▶ [The problem] The word "浙江链拓未来网络科技有限责任公司": say how many lines of the data below contain it, and give the number alone.

[Page and application data records]
---

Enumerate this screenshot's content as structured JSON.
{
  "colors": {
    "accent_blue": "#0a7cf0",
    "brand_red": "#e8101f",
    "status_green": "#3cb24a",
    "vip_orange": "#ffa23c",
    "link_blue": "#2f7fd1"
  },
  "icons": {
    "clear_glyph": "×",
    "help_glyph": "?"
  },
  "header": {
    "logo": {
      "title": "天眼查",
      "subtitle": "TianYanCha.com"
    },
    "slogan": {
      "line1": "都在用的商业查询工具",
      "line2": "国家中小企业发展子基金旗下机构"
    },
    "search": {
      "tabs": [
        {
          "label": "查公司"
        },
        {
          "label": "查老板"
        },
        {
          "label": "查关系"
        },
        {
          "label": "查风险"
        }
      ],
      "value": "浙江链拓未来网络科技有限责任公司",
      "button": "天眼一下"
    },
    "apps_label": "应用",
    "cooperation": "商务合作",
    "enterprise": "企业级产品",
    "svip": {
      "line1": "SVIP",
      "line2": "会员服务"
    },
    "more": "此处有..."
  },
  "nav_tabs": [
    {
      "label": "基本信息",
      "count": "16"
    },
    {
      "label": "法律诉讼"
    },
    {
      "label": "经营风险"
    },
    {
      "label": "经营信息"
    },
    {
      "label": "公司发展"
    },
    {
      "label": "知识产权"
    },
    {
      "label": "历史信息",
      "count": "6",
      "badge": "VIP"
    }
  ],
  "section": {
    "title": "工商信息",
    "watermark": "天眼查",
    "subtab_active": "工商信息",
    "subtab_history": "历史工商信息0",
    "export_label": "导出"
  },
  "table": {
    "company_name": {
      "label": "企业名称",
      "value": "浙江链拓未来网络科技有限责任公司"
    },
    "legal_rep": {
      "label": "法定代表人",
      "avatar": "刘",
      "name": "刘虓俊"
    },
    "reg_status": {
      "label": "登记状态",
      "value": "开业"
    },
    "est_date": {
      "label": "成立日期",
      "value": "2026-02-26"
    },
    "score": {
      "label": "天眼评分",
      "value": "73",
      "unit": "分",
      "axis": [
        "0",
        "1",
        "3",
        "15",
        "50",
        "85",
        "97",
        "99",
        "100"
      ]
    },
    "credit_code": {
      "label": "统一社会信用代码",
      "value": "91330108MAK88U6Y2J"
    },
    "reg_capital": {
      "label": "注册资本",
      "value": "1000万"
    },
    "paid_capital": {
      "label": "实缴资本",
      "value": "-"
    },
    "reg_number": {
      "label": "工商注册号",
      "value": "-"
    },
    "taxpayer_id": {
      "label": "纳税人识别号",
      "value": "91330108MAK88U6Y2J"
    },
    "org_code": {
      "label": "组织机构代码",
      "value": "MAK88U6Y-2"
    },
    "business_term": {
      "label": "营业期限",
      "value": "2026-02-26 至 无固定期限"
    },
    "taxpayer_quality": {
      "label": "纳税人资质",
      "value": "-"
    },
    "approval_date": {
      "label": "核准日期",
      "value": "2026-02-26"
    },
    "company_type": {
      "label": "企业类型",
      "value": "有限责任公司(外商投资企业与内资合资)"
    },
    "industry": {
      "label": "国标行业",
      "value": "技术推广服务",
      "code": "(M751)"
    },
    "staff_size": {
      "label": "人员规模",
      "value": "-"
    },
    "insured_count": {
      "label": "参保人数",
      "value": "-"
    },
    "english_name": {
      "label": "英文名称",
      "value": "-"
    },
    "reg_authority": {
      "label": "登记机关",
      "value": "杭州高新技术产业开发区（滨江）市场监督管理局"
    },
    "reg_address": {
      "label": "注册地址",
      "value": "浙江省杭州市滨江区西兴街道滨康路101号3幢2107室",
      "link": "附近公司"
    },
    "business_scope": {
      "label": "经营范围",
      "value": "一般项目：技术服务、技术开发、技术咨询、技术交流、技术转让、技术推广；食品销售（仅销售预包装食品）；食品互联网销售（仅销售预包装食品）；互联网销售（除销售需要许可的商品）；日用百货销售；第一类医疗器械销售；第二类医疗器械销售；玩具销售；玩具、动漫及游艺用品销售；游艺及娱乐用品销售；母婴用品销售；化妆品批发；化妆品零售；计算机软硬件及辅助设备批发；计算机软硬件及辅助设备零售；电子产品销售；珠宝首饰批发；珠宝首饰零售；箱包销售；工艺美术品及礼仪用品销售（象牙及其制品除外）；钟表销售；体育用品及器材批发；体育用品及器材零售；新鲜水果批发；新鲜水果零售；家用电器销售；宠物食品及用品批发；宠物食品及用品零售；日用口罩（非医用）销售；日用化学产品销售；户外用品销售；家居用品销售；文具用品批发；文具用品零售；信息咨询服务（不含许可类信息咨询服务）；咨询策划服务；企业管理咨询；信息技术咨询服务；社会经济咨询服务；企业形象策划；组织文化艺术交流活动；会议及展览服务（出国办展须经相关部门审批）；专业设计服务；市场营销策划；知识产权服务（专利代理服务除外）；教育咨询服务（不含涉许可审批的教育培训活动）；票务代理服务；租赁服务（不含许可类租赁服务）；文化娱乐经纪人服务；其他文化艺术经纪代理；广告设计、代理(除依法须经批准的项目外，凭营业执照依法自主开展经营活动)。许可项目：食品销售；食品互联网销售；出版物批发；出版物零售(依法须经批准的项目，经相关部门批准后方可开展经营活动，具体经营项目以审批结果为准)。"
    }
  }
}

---

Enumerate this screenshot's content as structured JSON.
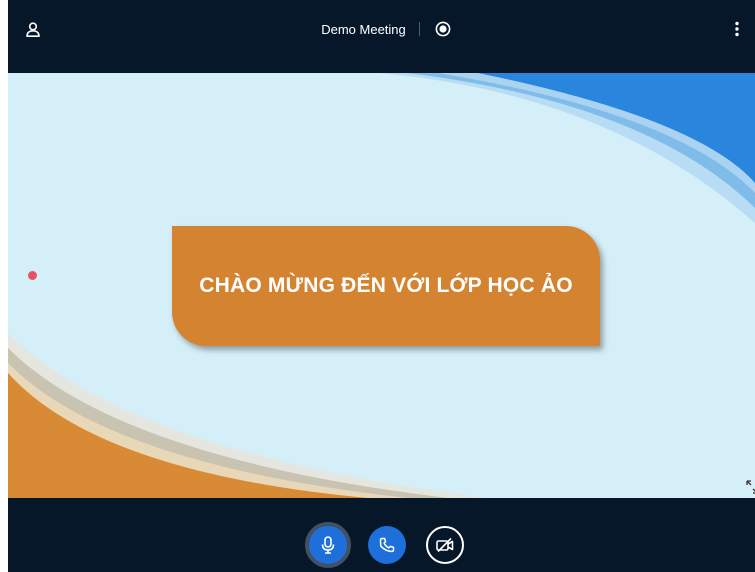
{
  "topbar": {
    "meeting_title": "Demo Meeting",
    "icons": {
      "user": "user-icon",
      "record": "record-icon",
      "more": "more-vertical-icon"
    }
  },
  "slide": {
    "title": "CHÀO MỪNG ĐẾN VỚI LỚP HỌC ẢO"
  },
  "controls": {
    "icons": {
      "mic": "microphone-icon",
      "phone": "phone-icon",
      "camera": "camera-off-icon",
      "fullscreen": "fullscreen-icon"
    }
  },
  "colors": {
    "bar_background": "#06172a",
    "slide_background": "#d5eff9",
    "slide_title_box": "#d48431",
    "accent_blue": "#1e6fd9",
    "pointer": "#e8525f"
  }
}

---

▶ [Exercise response] 2